You are chasing a higher interest rate by taking on foreign exchange (FX) risk?Is the increased rate really material when you add up the extra interest? How much does the currency have to move before you find the extra interest is wiped out? Is the interest being earned in a tax efficient vehicle or will you be losing a bit to taxes?If you could invest the same amount in a deal that paid 8.0% fixed for 5 years with no risk to principle if rates rise would that be interesting? This investment is called 'discounted notes.'Then there are 'tax lien certificates'. 8%-16% interest rates. 0-3 years is pretty common (varies by state and there can be early pay-offs). Secured by real estate and collection is handled by the county government.Neither of the two above are mainstream like CD's. Both are popular with older investors and have long histories. What I am suggesting should be no more 'oddball' then CDs with an FX rate risk. Both can be held in a traditional or Roth IRA if you use the right custodian.IMHO - If you are looking for something different that can pay a better return at least make it a significantly better return. You can earn better returns by investing in your education of less well known alternatives.John

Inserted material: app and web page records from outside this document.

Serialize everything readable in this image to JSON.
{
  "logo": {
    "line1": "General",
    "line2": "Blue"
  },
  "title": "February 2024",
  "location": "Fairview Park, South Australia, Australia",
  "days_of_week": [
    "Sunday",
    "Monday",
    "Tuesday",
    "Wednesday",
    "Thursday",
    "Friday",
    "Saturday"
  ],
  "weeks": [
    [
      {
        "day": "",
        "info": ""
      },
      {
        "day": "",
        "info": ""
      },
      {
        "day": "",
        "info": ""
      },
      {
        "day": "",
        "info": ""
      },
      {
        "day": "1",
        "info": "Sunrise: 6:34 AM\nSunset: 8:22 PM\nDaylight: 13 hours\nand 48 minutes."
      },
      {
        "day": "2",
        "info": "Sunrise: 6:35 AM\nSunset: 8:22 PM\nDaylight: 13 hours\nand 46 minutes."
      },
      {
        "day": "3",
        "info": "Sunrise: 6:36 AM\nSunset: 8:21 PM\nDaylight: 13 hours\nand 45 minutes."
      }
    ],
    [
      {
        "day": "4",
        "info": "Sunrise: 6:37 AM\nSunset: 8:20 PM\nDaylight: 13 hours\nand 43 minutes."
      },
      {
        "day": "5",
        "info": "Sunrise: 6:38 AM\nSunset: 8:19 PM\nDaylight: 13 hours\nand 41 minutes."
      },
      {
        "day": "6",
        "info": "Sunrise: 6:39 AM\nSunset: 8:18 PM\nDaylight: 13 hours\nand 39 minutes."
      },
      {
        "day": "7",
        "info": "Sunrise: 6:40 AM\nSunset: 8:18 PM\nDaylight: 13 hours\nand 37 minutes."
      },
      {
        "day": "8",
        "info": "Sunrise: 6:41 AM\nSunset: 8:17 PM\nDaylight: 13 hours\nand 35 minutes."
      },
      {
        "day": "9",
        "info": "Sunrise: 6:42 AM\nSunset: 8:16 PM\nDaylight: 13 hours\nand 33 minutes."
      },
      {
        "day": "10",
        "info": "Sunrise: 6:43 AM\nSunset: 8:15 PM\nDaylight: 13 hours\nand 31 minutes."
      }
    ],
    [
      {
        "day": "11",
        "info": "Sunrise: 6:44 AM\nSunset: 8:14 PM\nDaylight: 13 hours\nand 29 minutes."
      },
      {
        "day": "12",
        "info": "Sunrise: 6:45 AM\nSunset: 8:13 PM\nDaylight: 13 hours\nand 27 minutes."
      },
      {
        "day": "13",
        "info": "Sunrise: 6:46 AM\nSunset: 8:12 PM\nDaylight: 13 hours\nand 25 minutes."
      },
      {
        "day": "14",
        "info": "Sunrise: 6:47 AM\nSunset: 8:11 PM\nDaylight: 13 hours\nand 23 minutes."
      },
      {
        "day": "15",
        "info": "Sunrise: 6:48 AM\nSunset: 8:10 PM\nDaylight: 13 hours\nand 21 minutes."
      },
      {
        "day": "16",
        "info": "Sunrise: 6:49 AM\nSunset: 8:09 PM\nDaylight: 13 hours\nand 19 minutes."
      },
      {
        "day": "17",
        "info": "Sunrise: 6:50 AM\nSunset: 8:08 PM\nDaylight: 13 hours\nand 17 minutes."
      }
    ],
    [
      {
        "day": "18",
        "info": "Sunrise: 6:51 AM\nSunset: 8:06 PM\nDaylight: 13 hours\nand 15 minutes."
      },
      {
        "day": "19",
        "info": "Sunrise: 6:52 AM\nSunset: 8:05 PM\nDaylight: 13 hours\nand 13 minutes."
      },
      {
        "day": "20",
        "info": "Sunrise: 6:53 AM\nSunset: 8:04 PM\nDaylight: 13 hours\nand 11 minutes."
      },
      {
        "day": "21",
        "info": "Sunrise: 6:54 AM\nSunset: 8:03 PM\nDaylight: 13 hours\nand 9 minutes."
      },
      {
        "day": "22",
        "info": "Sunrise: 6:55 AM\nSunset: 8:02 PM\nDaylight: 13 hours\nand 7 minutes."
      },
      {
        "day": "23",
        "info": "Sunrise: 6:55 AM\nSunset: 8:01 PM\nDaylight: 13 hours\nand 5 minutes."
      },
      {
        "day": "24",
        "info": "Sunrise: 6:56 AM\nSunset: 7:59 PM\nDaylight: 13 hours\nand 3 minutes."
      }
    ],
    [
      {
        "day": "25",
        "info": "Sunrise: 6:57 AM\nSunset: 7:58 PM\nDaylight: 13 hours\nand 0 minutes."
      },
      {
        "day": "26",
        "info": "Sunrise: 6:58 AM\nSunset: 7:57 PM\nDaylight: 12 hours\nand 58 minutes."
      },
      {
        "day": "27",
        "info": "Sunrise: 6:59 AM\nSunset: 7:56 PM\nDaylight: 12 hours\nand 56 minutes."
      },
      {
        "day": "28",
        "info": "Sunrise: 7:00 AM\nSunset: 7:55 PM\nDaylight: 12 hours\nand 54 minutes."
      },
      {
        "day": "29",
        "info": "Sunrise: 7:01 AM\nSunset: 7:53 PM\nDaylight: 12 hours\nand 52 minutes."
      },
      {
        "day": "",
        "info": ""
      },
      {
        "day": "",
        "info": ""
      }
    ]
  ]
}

Best Of |
Favorites & Replies |
Start a New Board |
My Fool |
BATS data provided in real-time. NYSE, NASDAQ and NYSEMKT data delayed 15 minutes.
Real-Time prices provided by BATS. Market data provided by Interactive Data.
Company fundamental data provided by Morningstar. Earnings Estimates, Analyst Ra